Since joining the Air Force in 2010, the term resiliency is one that I hear often.
I joined the Air Force hoping to make a better life for myself and to have a career. I never imagined that I'd have to worry about being drugged and raped by the people I'm supposed to be able to trust with my life. Being resilient and bouncing back from this is something that I still struggle with.
It was a Friday night and I decided to go out with friends who were graduating technical school and moving on to their actual careers. We went to dinner and I had a drink. A couple hours later, we went to a bar that was close to the base and I let someone buy me a drink. I began to not feel well, and as I went out to get some air, someone asked to borrow my phone. He came outside to return my phone but dropped it before handing it to me causing the whole screen to shatter and shortly after the battery died.
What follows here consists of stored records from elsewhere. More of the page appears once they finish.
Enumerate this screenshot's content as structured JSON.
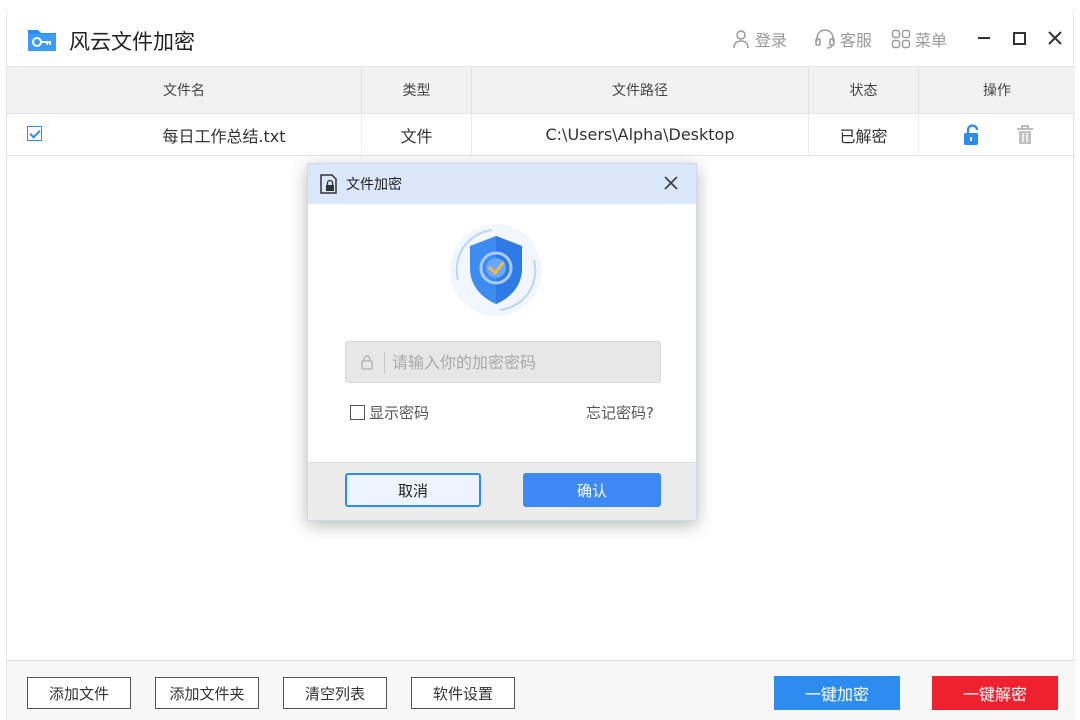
{
  "app": {
    "title": "风云文件加密"
  },
  "titlebar": {
    "login": "登录",
    "service": "客服",
    "menu": "菜单"
  },
  "table": {
    "headers": [
      "文件名",
      "类型",
      "文件路径",
      "状态",
      "操作"
    ],
    "rows": [
      {
        "checked": true,
        "name": "每日工作总结.txt",
        "type": "文件",
        "path": "C:\\Users\\Alpha\\Desktop",
        "status": "已解密"
      }
    ]
  },
  "bottombar": {
    "add_file": "添加文件",
    "add_folder": "添加文件夹",
    "clear_list": "清空列表",
    "settings": "软件设置",
    "encrypt_all": "一键加密",
    "decrypt_all": "一键解密"
  },
  "dialog": {
    "title": "文件加密",
    "password_placeholder": "请输入你的加密密码",
    "password_value": "",
    "show_password": "显示密码",
    "forgot_password": "忘记密码?",
    "cancel": "取消",
    "confirm": "确认"
  },
  "colors": {
    "accent": "#2d8cf0",
    "danger": "#f0212f",
    "dialog_header": "#dbe8fb"
  }
}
I went back inside to find my "friends" gone.
The next thing I remember is seeing a man I knew on top of me and he looked to another guy in the room and told him that it was his turn. I felt like I was in a glass box and their voices were so far away that I heard them as echoes. I woke up the next morning feeling sick, scared, confused and naked. I grabbed what clothes I could find and ran out of there. I wasn't sure where I was or how I would get home.
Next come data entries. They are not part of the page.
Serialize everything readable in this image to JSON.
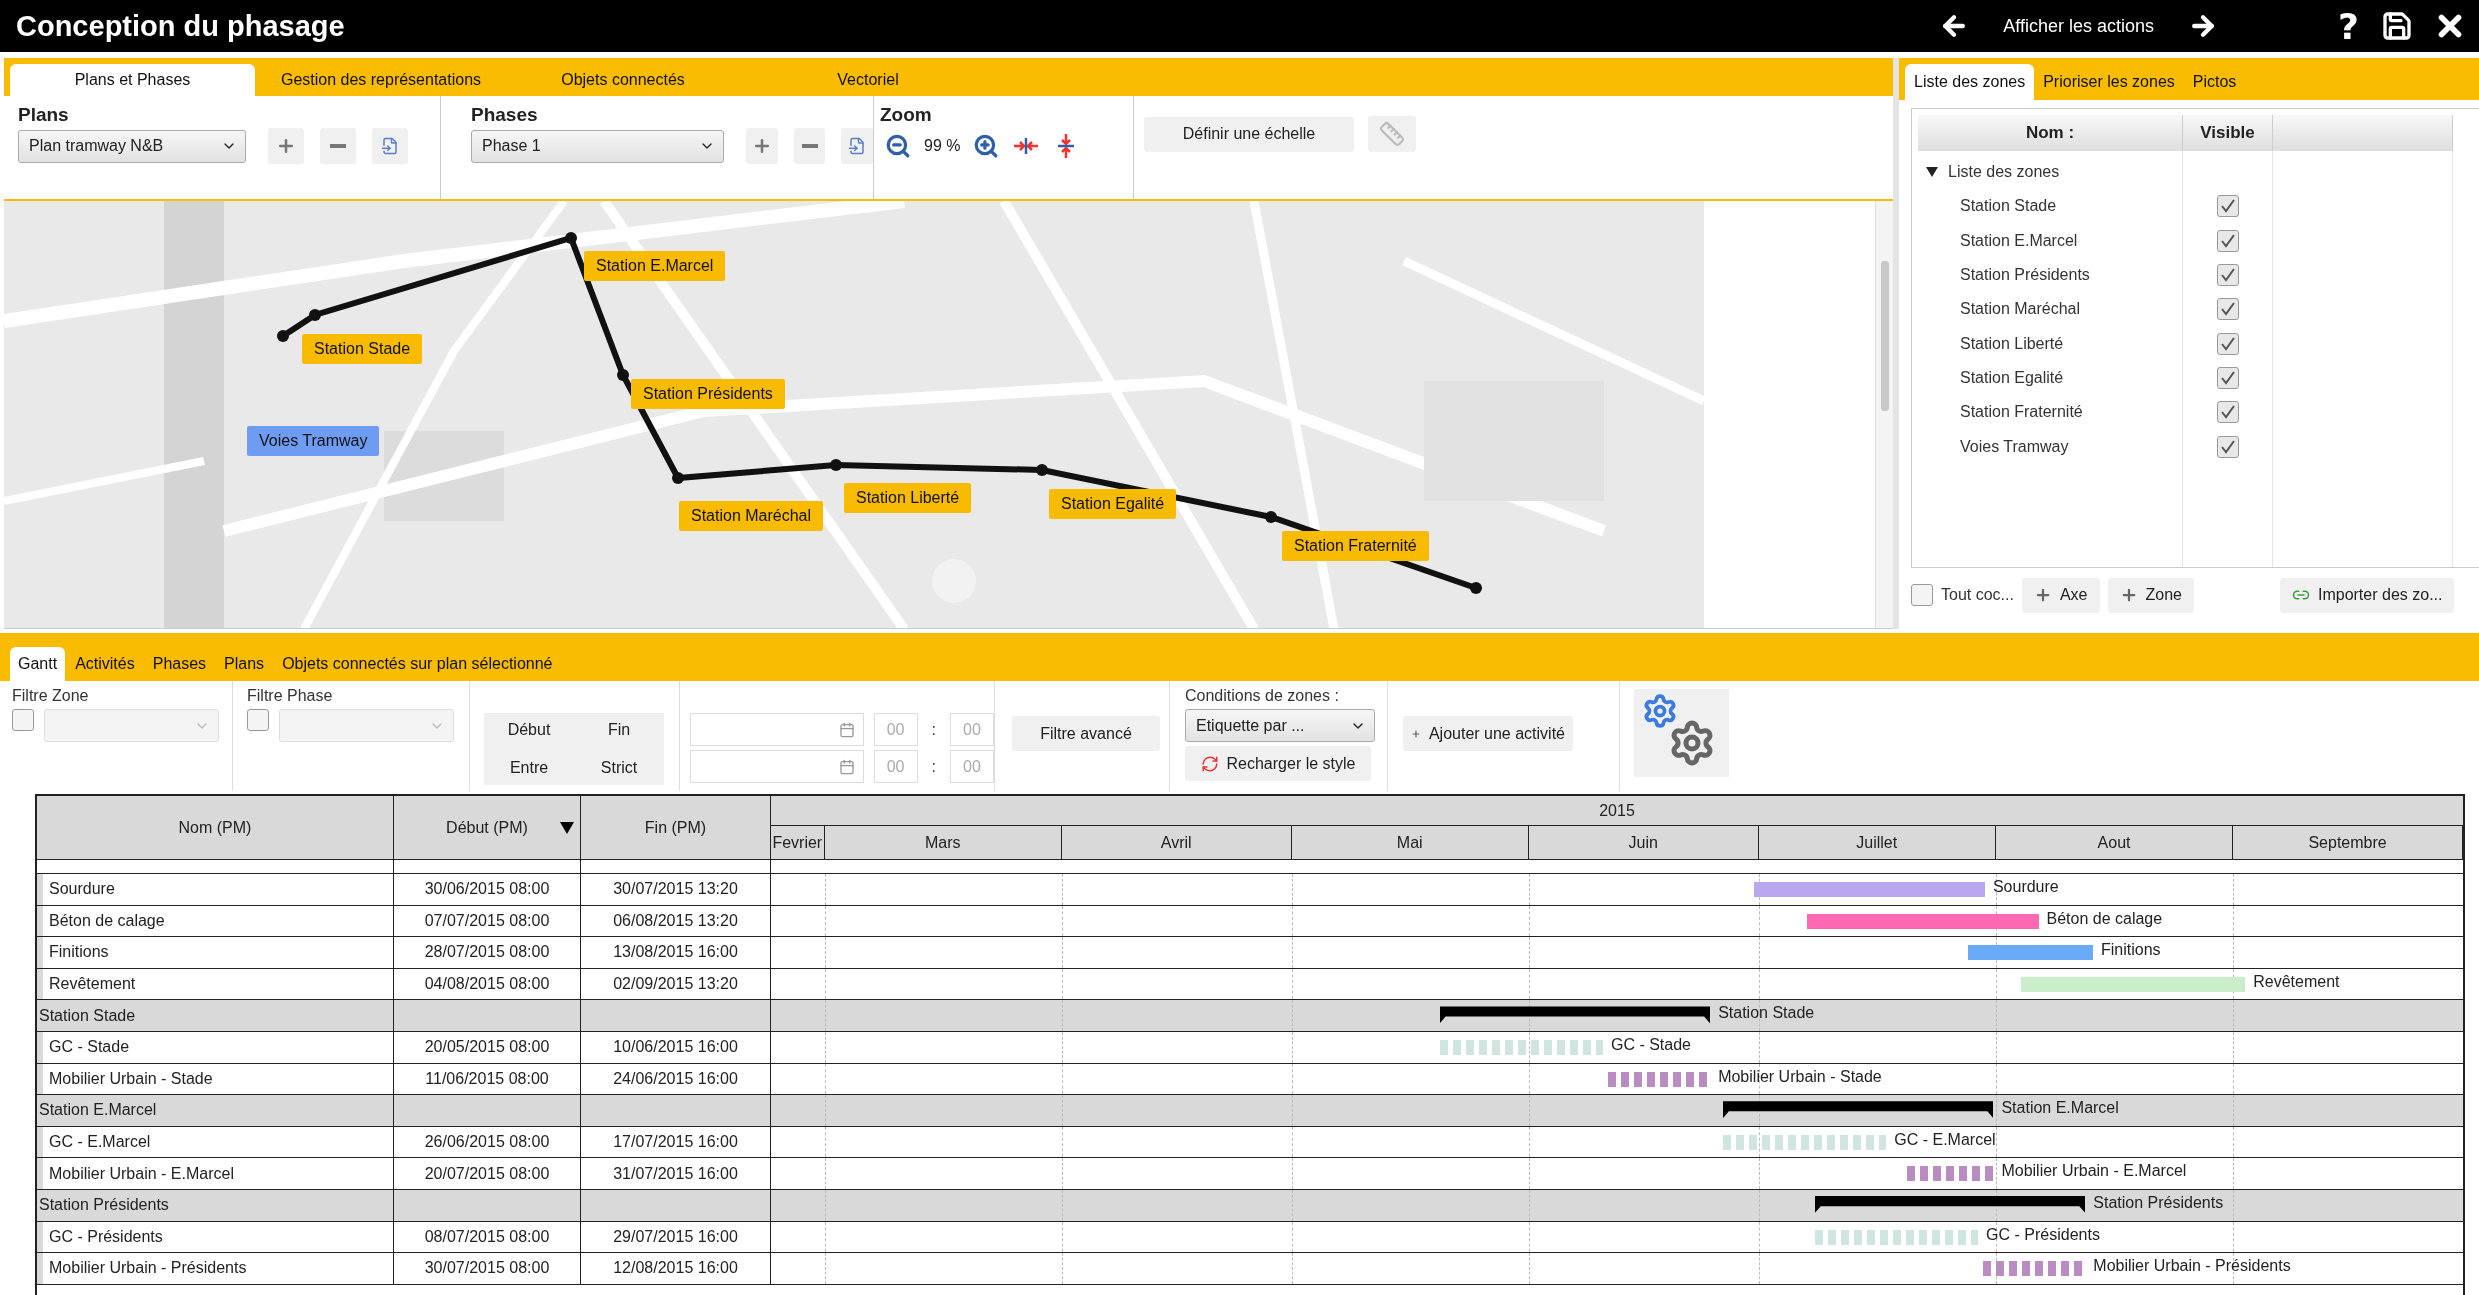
{
  "window": {
    "title": "Conception du phasage",
    "actions_label": "Afficher les actions",
    "help_button": "?"
  },
  "top_tabs": [
    {
      "label": "Plans et Phases",
      "selected": true
    },
    {
      "label": "Gestion des représentations",
      "selected": false
    },
    {
      "label": "Objets connectés",
      "selected": false
    },
    {
      "label": "Vectoriel",
      "selected": false
    }
  ],
  "plans": {
    "label": "Plans",
    "value": "Plan tramway N&B"
  },
  "phases": {
    "label": "Phases",
    "value": "Phase 1"
  },
  "zoom": {
    "label": "Zoom",
    "value": "99 %"
  },
  "scale_button": "Définir une échelle",
  "map": {
    "labels": [
      {
        "text": "Station E.Marcel",
        "color": "#f8bb00"
      },
      {
        "text": "Station Stade",
        "color": "#f8bb00"
      },
      {
        "text": "Station Présidents",
        "color": "#f8bb00"
      },
      {
        "text": "Voies Tramway",
        "color": "#6e9cf2"
      },
      {
        "text": "Station Maréchal",
        "color": "#f8bb00"
      },
      {
        "text": "Station Liberté",
        "color": "#f8bb00"
      },
      {
        "text": "Station Egalité",
        "color": "#f8bb00"
      },
      {
        "text": "Station Fraternité",
        "color": "#f8bb00"
      }
    ]
  },
  "zones_panel": {
    "tabs": [
      {
        "label": "Liste des zones",
        "selected": true
      },
      {
        "label": "Prioriser les zones",
        "selected": false
      },
      {
        "label": "Pictos",
        "selected": false
      }
    ],
    "columns": [
      "Nom :",
      "Visible"
    ],
    "tree": {
      "label": "Liste des zones",
      "expanded": true,
      "children": [
        {
          "label": "Station Stade",
          "visible": true
        },
        {
          "label": "Station E.Marcel",
          "visible": true
        },
        {
          "label": "Station Présidents",
          "visible": true
        },
        {
          "label": "Station Maréchal",
          "visible": true
        },
        {
          "label": "Station Liberté",
          "visible": true
        },
        {
          "label": "Station Egalité",
          "visible": true
        },
        {
          "label": "Station Fraternité",
          "visible": true
        },
        {
          "label": "Voies Tramway",
          "visible": true
        }
      ]
    },
    "check_all": {
      "label": "Tout coc...",
      "checked": false
    },
    "add_buttons": [
      "Axe",
      "Zone"
    ],
    "import_button": "Importer des zo..."
  },
  "bottom_tabs": [
    {
      "label": "Gantt",
      "selected": true
    },
    {
      "label": "Activités",
      "selected": false
    },
    {
      "label": "Phases",
      "selected": false
    },
    {
      "label": "Plans",
      "selected": false
    },
    {
      "label": "Objets connectés sur plan sélectionné",
      "selected": false
    }
  ],
  "filters": {
    "zone": {
      "label": "Filtre Zone",
      "checked": false
    },
    "phase": {
      "label": "Filtre Phase",
      "checked": false
    },
    "mode_buttons": [
      "Début",
      "Fin",
      "Entre",
      "Strict"
    ],
    "time_fields": [
      {
        "hours": {
          "placeholder": "00"
        },
        "minutes": {
          "placeholder": "00"
        }
      },
      {
        "hours": {
          "placeholder": "00"
        },
        "minutes": {
          "placeholder": "00"
        }
      }
    ],
    "time_separator": ":",
    "advanced_button": "Filtre avancé",
    "conditions": {
      "label": "Conditions de zones :",
      "value": "Etiquette par ...",
      "reload_button": "Recharger le style"
    },
    "add_activity_button": "Ajouter une activité"
  },
  "gantt": {
    "columns": [
      {
        "label": "Nom (PM)",
        "sorted": false
      },
      {
        "label": "Début (PM)",
        "sorted": true
      },
      {
        "label": "Fin (PM)",
        "sorted": false
      }
    ],
    "year": "2015",
    "months": [
      "Fevrier",
      "Mars",
      "Avril",
      "Mai",
      "Juin",
      "Juillet",
      "Aout",
      "Septembre"
    ],
    "rows": [
      {
        "kind": "solid",
        "name": "Sourdure",
        "start": "30/06/2015 08:00",
        "end": "30/07/2015 13:20",
        "color": "#b8a8ee",
        "bar_label": "Sourdure"
      },
      {
        "kind": "solid",
        "name": "Béton de calage",
        "start": "07/07/2015 08:00",
        "end": "06/08/2015 13:20",
        "color": "#ff69b4",
        "bar_label": "Béton de calage"
      },
      {
        "kind": "solid",
        "name": "Finitions",
        "start": "28/07/2015 08:00",
        "end": "13/08/2015 16:00",
        "color": "#6aabf7",
        "bar_label": "Finitions"
      },
      {
        "kind": "solid",
        "name": "Revêtement",
        "start": "04/08/2015 08:00",
        "end": "02/09/2015 13:20",
        "color": "#c9eec9",
        "bar_label": "Revêtement"
      },
      {
        "kind": "group",
        "name": "Station Stade",
        "bar_label": "Station Stade"
      },
      {
        "kind": "striped",
        "name": "GC - Stade",
        "start": "20/05/2015 08:00",
        "end": "10/06/2015 16:00",
        "color": "#d0e4e1",
        "bar_label": "GC - Stade"
      },
      {
        "kind": "striped",
        "name": "Mobilier Urbain - Stade",
        "start": "11/06/2015 08:00",
        "end": "24/06/2015 16:00",
        "color": "#b98cc2",
        "bar_label": "Mobilier Urbain - Stade"
      },
      {
        "kind": "group",
        "name": "Station E.Marcel",
        "bar_label": "Station E.Marcel"
      },
      {
        "kind": "striped",
        "name": "GC - E.Marcel",
        "start": "26/06/2015 08:00",
        "end": "17/07/2015 16:00",
        "color": "#d0e4e1",
        "bar_label": "GC - E.Marcel"
      },
      {
        "kind": "striped",
        "name": "Mobilier Urbain - E.Marcel",
        "start": "20/07/2015 08:00",
        "end": "31/07/2015 16:00",
        "color": "#b98cc2",
        "bar_label": "Mobilier Urbain - E.Marcel"
      },
      {
        "kind": "group",
        "name": "Station Présidents",
        "bar_label": "Station Présidents"
      },
      {
        "kind": "striped",
        "name": "GC - Présidents",
        "start": "08/07/2015 08:00",
        "end": "29/07/2015 16:00",
        "color": "#d0e4e1",
        "bar_label": "GC - Présidents"
      },
      {
        "kind": "striped",
        "name": "Mobilier Urbain - Présidents",
        "start": "30/07/2015 08:00",
        "end": "12/08/2015 16:00",
        "color": "#b98cc2",
        "bar_label": "Mobilier Urbain - Présidents"
      }
    ]
  }
}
After I got outside I realized where I was and began to run to the home that I had known for the past month. After I got far enough away that no one would see me, I slowed down and walked the remainder of the way back.
As I walked in to the dormitory, I came across one of the Airman leaders asking where I had been and why I had not answered my phone. I couldn't make the words come out of my mouth, so I pulled my phone out of my pocket and she saw the shattered screen. She grabbed her phone and called our military training leader, and handed me the phone.
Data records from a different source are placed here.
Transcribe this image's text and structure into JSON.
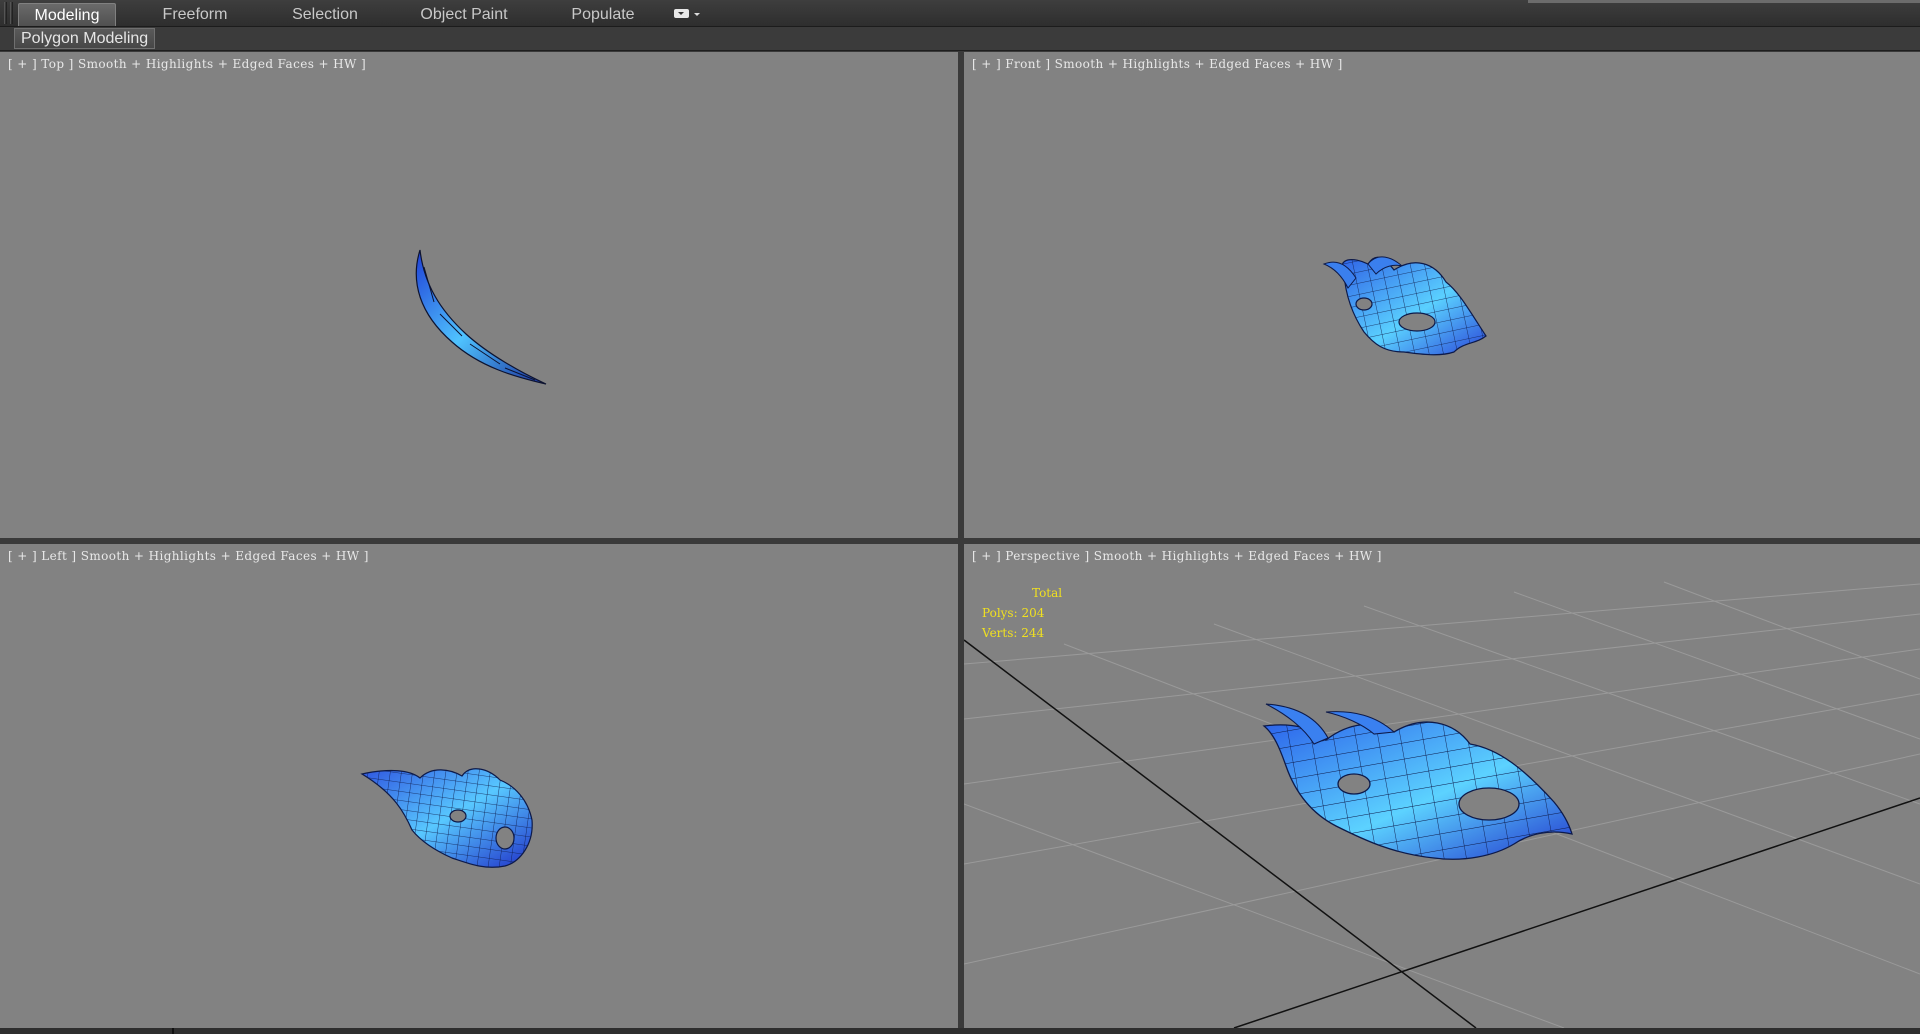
{
  "ribbon": {
    "tabs": [
      {
        "label": "Modeling",
        "active": true
      },
      {
        "label": "Freeform",
        "active": false
      },
      {
        "label": "Selection",
        "active": false
      },
      {
        "label": "Object Paint",
        "active": false
      },
      {
        "label": "Populate",
        "active": false
      }
    ],
    "dropdown_icon": "ribbon-options-icon",
    "panel_label": "Polygon Modeling"
  },
  "viewports": {
    "top": {
      "label": "[ + ] Top ] Smooth + Highlights + Edged Faces + HW ]"
    },
    "front": {
      "label": "[ + ] Front ] Smooth + Highlights + Edged Faces + HW ]"
    },
    "left": {
      "label": "[ + ] Left ] Smooth + Highlights + Edged Faces + HW ]"
    },
    "perspective": {
      "label": "[ + ] Perspective ] Smooth + Highlights + Edged Faces + HW ]"
    }
  },
  "stats": {
    "title": "Total",
    "polys": "Polys: 204",
    "verts": "Verts: 244"
  },
  "colors": {
    "viewport_bg": "#828282",
    "mesh_light": "#4fc3ff",
    "mesh_dark": "#1f3fd6",
    "stats_text": "#f0e020"
  }
}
The voice on the other line was stern and told me that I was very dumb for not calling to let anyone know where I was and for just leaving. This continued on for what seemed like forever, when the voice finally stopped and said, "Well first let me ask if you are okay."
I was not okay. I had every intention of coming back, turning them in, and going to the doctor to run tests and collect samples. Had that conversation been turned around, I probably would have.
I spent the rest of the weekend in my bed, except to go get a new phone so my mother wouldn't worry. I became a totally different person and numb to the world. The next two years I tried to pretend that it didn't happen and that I was okay, but I was emotionally dead. I avoided anything that would remind me of what happened and I always looked for another way out of a room, tried to spot items that I could grab to defend myself if needed and always carried a knife.
I finally decided that I wanted to change the way I was living. I want to feel normal, have an actual relationship and get a full night sleep without the nightmares.
I began to see a doctor, but it didn't last long. I was diagnosed with post-traumatic stress disorder. I knew recovery would be hard, but I wasn't expecting for everything to go wrong and to lose a good friend to suicide in the process. It was more than I was prepared to deal with so I decided to go back to avoiding, it because that seemed easier.
I recently decided that I need to be strong and am once again seeking help. It's a rocky road and one that's tough to travel, but once you hit rock bottom, you can only go up from there. I hope to be an encouragement and help those that may be dealing with similar issues. It's okay to be scared, but it's not okay to let it run your life.
The Air Force has given me so many different avenues to seek help and counseling. I began seeing a couple different agencies, but stopped because it became too difficult to deal with. After a couple months I began seeing another doctor who can hopefully help me to move past this and on to a better life for myself. I have supportive friends, and this has taught me what it means to be resilient and a true wingman.
(download hi-res version of the main image here
, U.S. Air Force photo illustration by Tech. Sgt. Samuel Morse)